## Data extracts
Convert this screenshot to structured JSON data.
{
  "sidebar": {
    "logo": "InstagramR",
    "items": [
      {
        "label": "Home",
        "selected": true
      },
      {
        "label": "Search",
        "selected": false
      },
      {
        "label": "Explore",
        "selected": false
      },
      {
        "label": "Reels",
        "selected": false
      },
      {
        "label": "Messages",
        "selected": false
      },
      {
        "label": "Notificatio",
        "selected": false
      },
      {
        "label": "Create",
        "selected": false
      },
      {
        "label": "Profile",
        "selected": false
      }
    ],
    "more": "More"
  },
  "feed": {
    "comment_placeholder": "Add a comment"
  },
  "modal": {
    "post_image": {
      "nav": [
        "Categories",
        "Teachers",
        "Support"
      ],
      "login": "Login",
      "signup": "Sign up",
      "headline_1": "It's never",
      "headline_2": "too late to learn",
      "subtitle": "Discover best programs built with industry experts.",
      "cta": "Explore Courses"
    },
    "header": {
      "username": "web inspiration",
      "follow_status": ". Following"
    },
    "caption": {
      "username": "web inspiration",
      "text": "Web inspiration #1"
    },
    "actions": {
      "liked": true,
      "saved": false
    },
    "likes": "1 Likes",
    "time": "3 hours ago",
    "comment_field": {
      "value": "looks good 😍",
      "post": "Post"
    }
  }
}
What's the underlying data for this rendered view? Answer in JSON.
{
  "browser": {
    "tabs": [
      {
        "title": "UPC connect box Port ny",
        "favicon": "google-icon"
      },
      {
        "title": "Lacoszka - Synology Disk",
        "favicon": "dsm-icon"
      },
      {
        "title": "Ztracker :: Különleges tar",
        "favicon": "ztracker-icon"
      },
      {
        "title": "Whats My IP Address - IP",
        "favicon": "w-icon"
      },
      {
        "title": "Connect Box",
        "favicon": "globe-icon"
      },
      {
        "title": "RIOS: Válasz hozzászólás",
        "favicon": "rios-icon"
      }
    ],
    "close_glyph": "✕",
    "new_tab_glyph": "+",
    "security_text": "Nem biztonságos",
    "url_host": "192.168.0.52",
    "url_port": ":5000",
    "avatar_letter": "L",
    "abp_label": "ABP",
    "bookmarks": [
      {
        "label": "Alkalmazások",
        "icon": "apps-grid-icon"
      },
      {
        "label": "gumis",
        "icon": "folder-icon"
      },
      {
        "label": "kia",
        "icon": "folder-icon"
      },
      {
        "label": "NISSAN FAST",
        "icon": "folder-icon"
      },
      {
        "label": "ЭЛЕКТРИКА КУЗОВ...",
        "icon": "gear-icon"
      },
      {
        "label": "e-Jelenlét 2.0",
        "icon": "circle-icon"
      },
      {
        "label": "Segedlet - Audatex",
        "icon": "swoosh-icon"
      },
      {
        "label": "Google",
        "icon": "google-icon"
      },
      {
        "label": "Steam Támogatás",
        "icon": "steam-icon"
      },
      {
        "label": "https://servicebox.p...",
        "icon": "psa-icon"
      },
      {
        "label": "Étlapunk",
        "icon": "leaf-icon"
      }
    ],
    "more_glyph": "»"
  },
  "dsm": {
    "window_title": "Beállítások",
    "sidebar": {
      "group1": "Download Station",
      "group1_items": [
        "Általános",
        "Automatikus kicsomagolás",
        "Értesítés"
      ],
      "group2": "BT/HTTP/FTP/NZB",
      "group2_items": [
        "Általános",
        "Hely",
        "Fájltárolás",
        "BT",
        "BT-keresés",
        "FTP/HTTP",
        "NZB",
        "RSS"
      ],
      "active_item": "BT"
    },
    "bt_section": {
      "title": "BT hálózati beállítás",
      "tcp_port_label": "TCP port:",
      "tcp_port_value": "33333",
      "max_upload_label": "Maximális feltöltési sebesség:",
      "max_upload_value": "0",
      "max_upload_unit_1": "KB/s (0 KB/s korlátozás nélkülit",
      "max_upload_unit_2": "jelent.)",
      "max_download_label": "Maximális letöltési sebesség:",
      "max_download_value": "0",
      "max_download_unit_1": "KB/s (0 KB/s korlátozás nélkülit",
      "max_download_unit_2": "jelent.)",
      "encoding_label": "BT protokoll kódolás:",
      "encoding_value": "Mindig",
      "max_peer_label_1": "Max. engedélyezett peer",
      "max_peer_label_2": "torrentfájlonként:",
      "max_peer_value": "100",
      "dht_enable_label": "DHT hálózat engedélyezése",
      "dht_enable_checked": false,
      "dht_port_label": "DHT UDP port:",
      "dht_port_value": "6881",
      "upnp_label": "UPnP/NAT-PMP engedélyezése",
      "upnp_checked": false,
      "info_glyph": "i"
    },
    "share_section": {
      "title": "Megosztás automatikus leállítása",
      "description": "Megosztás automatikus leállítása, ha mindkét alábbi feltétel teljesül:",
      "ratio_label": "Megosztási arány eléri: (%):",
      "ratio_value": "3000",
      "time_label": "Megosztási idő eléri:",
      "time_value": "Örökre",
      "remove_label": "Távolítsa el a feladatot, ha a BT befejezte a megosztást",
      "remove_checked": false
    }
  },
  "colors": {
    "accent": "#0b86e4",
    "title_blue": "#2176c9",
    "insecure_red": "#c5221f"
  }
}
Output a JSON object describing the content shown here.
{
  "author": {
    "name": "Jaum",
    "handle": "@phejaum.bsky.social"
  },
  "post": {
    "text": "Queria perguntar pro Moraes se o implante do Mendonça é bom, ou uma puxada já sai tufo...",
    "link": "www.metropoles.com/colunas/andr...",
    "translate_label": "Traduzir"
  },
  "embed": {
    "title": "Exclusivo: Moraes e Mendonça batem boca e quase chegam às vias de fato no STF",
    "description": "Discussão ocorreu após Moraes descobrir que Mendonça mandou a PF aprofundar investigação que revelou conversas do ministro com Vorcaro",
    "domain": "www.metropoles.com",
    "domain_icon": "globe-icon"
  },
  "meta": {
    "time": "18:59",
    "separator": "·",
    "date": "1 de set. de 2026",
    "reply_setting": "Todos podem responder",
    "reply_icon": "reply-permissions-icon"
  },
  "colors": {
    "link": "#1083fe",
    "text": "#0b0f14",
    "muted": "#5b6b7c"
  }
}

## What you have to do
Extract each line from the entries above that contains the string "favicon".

## Your response
        "favicon": "google-icon"
        "favicon": "dsm-icon"
        "favicon": "ztracker-icon"
        "favicon": "w-icon"
        "favicon": "globe-icon"
        "favicon": "rios-icon"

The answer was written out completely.